WHAT YOU SHOULD DO: Please output each line of the data exactly as it appears.

━━━ RECORD EXCERPTS

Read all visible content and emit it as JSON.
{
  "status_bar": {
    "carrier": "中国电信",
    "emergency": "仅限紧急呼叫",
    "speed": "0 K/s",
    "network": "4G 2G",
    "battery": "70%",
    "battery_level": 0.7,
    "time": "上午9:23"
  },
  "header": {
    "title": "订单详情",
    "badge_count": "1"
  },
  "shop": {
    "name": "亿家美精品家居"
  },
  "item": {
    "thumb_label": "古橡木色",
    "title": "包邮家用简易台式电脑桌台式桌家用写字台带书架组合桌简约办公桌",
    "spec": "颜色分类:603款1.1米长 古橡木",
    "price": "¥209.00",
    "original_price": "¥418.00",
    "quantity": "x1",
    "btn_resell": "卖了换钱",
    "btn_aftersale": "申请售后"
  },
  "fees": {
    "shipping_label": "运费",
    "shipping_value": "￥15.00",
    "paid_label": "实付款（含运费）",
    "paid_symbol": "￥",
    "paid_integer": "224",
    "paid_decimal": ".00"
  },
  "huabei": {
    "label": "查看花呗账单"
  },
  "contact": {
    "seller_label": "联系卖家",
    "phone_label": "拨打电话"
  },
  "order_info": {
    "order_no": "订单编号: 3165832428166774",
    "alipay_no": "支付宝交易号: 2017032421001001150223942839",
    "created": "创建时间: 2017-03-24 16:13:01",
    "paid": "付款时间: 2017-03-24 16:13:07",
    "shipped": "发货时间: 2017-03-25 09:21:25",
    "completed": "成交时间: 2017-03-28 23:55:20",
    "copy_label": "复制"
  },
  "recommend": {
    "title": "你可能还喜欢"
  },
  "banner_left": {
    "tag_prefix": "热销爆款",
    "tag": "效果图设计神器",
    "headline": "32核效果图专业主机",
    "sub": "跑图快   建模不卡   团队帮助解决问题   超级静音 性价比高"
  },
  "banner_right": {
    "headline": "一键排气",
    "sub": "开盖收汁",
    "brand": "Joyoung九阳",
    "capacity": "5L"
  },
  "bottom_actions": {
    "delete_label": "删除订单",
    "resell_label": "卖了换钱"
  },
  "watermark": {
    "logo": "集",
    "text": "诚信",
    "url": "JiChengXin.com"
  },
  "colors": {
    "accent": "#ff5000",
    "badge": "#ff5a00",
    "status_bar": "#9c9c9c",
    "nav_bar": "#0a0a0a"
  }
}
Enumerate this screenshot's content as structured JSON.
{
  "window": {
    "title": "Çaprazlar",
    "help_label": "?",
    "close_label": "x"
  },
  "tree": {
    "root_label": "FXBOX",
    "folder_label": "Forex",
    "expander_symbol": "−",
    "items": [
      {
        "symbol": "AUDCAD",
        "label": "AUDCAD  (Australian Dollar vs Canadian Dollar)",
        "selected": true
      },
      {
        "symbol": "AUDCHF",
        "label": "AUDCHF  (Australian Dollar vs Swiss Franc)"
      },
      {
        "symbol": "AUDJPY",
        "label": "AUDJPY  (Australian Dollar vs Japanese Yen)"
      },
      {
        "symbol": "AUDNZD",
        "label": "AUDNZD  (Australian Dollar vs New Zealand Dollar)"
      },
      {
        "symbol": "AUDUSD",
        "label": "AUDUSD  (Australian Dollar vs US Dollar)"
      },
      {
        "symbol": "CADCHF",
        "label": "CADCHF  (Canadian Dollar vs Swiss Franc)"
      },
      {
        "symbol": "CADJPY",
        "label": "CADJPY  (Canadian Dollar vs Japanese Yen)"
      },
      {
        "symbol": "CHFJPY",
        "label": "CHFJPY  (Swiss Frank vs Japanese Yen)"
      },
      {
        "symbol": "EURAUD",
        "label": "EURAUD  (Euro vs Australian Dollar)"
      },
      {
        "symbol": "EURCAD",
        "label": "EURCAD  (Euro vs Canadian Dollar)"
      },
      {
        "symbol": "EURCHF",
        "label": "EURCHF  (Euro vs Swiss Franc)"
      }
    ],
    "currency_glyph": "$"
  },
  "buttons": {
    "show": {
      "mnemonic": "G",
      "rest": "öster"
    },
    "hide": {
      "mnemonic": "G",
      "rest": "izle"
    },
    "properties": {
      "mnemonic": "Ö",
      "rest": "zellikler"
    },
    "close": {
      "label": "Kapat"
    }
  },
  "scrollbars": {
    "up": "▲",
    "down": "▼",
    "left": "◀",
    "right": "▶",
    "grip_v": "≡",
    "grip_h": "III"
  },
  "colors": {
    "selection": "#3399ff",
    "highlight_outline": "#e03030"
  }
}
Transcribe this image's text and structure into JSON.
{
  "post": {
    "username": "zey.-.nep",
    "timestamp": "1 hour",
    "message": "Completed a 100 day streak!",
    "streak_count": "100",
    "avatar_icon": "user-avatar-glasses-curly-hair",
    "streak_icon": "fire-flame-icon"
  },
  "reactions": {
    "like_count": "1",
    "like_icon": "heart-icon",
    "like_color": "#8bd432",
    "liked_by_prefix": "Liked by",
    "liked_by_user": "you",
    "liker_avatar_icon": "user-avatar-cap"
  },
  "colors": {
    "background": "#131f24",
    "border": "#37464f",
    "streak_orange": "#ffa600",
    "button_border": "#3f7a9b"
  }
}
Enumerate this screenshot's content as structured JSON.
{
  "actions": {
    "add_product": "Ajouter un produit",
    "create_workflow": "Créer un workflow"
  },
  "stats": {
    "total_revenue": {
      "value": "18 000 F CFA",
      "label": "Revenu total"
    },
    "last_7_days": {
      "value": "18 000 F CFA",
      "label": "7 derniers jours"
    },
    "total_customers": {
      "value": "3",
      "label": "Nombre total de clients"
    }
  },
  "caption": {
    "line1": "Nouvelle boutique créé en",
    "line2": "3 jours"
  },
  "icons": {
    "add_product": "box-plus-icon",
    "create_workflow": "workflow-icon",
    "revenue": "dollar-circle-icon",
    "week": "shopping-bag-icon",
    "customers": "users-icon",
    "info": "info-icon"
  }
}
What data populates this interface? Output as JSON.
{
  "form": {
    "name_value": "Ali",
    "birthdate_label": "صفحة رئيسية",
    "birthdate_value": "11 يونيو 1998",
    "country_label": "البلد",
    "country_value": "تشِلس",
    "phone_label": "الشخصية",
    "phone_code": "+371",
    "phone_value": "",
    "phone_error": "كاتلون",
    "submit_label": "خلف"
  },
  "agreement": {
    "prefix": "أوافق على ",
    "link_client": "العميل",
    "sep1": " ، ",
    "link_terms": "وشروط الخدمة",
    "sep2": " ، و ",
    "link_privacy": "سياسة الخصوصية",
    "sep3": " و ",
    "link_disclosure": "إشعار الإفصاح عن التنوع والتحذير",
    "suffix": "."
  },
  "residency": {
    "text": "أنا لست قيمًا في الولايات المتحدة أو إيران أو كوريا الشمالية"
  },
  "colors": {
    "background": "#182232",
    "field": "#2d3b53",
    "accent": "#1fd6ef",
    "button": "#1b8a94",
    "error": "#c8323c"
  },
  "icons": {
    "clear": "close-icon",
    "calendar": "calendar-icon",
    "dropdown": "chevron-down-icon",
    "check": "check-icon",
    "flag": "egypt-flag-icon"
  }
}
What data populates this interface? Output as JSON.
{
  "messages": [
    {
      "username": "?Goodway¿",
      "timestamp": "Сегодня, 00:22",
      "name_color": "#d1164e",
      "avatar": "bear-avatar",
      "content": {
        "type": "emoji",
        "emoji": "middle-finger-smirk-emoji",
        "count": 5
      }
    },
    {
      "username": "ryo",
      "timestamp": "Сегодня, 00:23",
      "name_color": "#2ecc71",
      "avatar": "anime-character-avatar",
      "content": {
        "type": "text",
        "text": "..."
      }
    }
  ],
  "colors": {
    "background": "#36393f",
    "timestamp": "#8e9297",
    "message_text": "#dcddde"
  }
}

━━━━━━

RESULT OF THIS EXERCISE:
Read all visible content and emit it as JSON.
{
  "status_bar": {
    "carrier": "中国电信",
    "emergency": "仅限紧急呼叫",
    "speed": "0 K/s",
    "network": "4G 2G",
    "battery": "70%",
    "battery_level": 0.7,
    "time": "上午9:23"
  },
  "header": {
    "title": "订单详情",
    "badge_count": "1"
  },
  "shop": {
    "name": "亿家美精品家居"
  },
  "item": {
    "thumb_label": "古橡木色",
    "title": "包邮家用简易台式电脑桌台式桌家用写字台带书架组合桌简约办公桌",
    "spec": "颜色分类:603款1.1米长 古橡木",
    "price": "¥209.00",
    "original_price": "¥418.00",
    "quantity": "x1",
    "btn_resell": "卖了换钱",
    "btn_aftersale": "申请售后"
  },
  "fees": {
    "shipping_label": "运费",
    "shipping_value": "￥15.00",
    "paid_label": "实付款（含运费）",
    "paid_symbol": "￥",
    "paid_integer": "224",
    "paid_decimal": ".00"
  },
  "huabei": {
    "label": "查看花呗账单"
  },
  "contact": {
    "seller_label": "联系卖家",
    "phone_label": "拨打电话"
  },
  "order_info": {
    "order_no": "订单编号: 3165832428166774",
    "alipay_no": "支付宝交易号: 2017032421001001150223942839",
    "created": "创建时间: 2017-03-24 16:13:01",
    "paid": "付款时间: 2017-03-24 16:13:07",
    "shipped": "发货时间: 2017-03-25 09:21:25",
    "completed": "成交时间: 2017-03-28 23:55:20",
    "copy_label": "复制"
  },
  "recommend": {
    "title": "你可能还喜欢"
  },
  "banner_left": {
    "tag_prefix": "热销爆款",
    "tag": "效果图设计神器",
    "headline": "32核效果图专业主机",
    "sub": "跑图快   建模不卡   团队帮助解决问题   超级静音 性价比高"
  },
  "banner_right": {
    "headline": "一键排气",
    "sub": "开盖收汁",
    "brand": "Joyoung九阳",
    "capacity": "5L"
  },
  "bottom_actions": {
    "delete_label": "删除订单",
    "resell_label": "卖了换钱"
  },
  "watermark": {
    "logo": "集",
    "text": "诚信",
    "url": "JiChengXin.com"
  },
  "colors": {
    "accent": "#ff5000",
    "badge": "#ff5a00",
    "status_bar": "#9c9c9c",
    "nav_bar": "#0a0a0a"
  }
}
Enumerate this screenshot's content as structured JSON.
{
  "window": {
    "title": "Çaprazlar",
    "help_label": "?",
    "close_label": "x"
  },
  "tree": {
    "root_label": "FXBOX",
    "folder_label": "Forex",
    "expander_symbol": "−",
    "items": [
      {
        "symbol": "AUDCAD",
        "label": "AUDCAD  (Australian Dollar vs Canadian Dollar)",
        "selected": true
      },
      {
        "symbol": "AUDCHF",
        "label": "AUDCHF  (Australian Dollar vs Swiss Franc)"
      },
      {
        "symbol": "AUDJPY",
        "label": "AUDJPY  (Australian Dollar vs Japanese Yen)"
      },
      {
        "symbol": "AUDNZD",
        "label": "AUDNZD  (Australian Dollar vs New Zealand Dollar)"
      },
      {
        "symbol": "AUDUSD",
        "label": "AUDUSD  (Australian Dollar vs US Dollar)"
      },
      {
        "symbol": "CADCHF",
        "label": "CADCHF  (Canadian Dollar vs Swiss Franc)"
      },
      {
        "symbol": "CADJPY",
        "label": "CADJPY  (Canadian Dollar vs Japanese Yen)"
      },
      {
        "symbol": "CHFJPY",
        "label": "CHFJPY  (Swiss Frank vs Japanese Yen)"
      },
      {
        "symbol": "EURAUD",
        "label": "EURAUD  (Euro vs Australian Dollar)"
      },
      {
        "symbol": "EURCAD",
        "label": "EURCAD  (Euro vs Canadian Dollar)"
      },
      {
        "symbol": "EURCHF",
        "label": "EURCHF  (Euro vs Swiss Franc)"
      }
    ],
    "currency_glyph": "$"
  },
  "buttons": {
    "show": {
      "mnemonic": "G",
      "rest": "öster"
    },
    "hide": {
      "mnemonic": "G",
      "rest": "izle"
    },
    "properties": {
      "mnemonic": "Ö",
      "rest": "zellikler"
    },
    "close": {
      "label": "Kapat"
    }
  },
  "scrollbars": {
    "up": "▲",
    "down": "▼",
    "left": "◀",
    "right": "▶",
    "grip_v": "≡",
    "grip_h": "III"
  },
  "colors": {
    "selection": "#3399ff",
    "highlight_outline": "#e03030"
  }
}
Transcribe this image's text and structure into JSON.
{
  "post": {
    "username": "zey.-.nep",
    "timestamp": "1 hour",
    "message": "Completed a 100 day streak!",
    "streak_count": "100",
    "avatar_icon": "user-avatar-glasses-curly-hair",
    "streak_icon": "fire-flame-icon"
  },
  "reactions": {
    "like_count": "1",
    "like_icon": "heart-icon",
    "like_color": "#8bd432",
    "liked_by_prefix": "Liked by",
    "liked_by_user": "you",
    "liker_avatar_icon": "user-avatar-cap"
  },
  "colors": {
    "background": "#131f24",
    "border": "#37464f",
    "streak_orange": "#ffa600",
    "button_border": "#3f7a9b"
  }
}
Enumerate this screenshot's content as structured JSON.
{
  "actions": {
    "add_product": "Ajouter un produit",
    "create_workflow": "Créer un workflow"
  },
  "stats": {
    "total_revenue": {
      "value": "18 000 F CFA",
      "label": "Revenu total"
    },
    "last_7_days": {
      "value": "18 000 F CFA",
      "label": "7 derniers jours"
    },
    "total_customers": {
      "value": "3",
      "label": "Nombre total de clients"
    }
  },
  "caption": {
    "line1": "Nouvelle boutique créé en",
    "line2": "3 jours"
  },
  "icons": {
    "add_product": "box-plus-icon",
    "create_workflow": "workflow-icon",
    "revenue": "dollar-circle-icon",
    "week": "shopping-bag-icon",
    "customers": "users-icon",
    "info": "info-icon"
  }
}
What data populates this interface? Output as JSON.
{
  "form": {
    "name_value": "Ali",
    "birthdate_label": "صفحة رئيسية",
    "birthdate_value": "11 يونيو 1998",
    "country_label": "البلد",
    "country_value": "تشِلس",
    "phone_label": "الشخصية",
    "phone_code": "+371",
    "phone_value": "",
    "phone_error": "كاتلون",
    "submit_label": "خلف"
  },
  "agreement": {
    "prefix": "أوافق على ",
    "link_client": "العميل",
    "sep1": " ، ",
    "link_terms": "وشروط الخدمة",
    "sep2": " ، و ",
    "link_privacy": "سياسة الخصوصية",
    "sep3": " و ",
    "link_disclosure": "إشعار الإفصاح عن التنوع والتحذير",
    "suffix": "."
  },
  "residency": {
    "text": "أنا لست قيمًا في الولايات المتحدة أو إيران أو كوريا الشمالية"
  },
  "colors": {
    "background": "#182232",
    "field": "#2d3b53",
    "accent": "#1fd6ef",
    "button": "#1b8a94",
    "error": "#c8323c"
  },
  "icons": {
    "clear": "close-icon",
    "calendar": "calendar-icon",
    "dropdown": "chevron-down-icon",
    "check": "check-icon",
    "flag": "egypt-flag-icon"
  }
}
What data populates this interface? Output as JSON.
{
  "messages": [
    {
      "username": "?Goodway¿",
      "timestamp": "Сегодня, 00:22",
      "name_color": "#d1164e",
      "avatar": "bear-avatar",
      "content": {
        "type": "emoji",
        "emoji": "middle-finger-smirk-emoji",
        "count": 5
      }
    },
    {
      "username": "ryo",
      "timestamp": "Сегодня, 00:23",
      "name_color": "#2ecc71",
      "avatar": "anime-character-avatar",
      "content": {
        "type": "text",
        "text": "..."
      }
    }
  ],
  "colors": {
    "background": "#36393f",
    "timestamp": "#8e9297",
    "message_text": "#dcddde"
  }
}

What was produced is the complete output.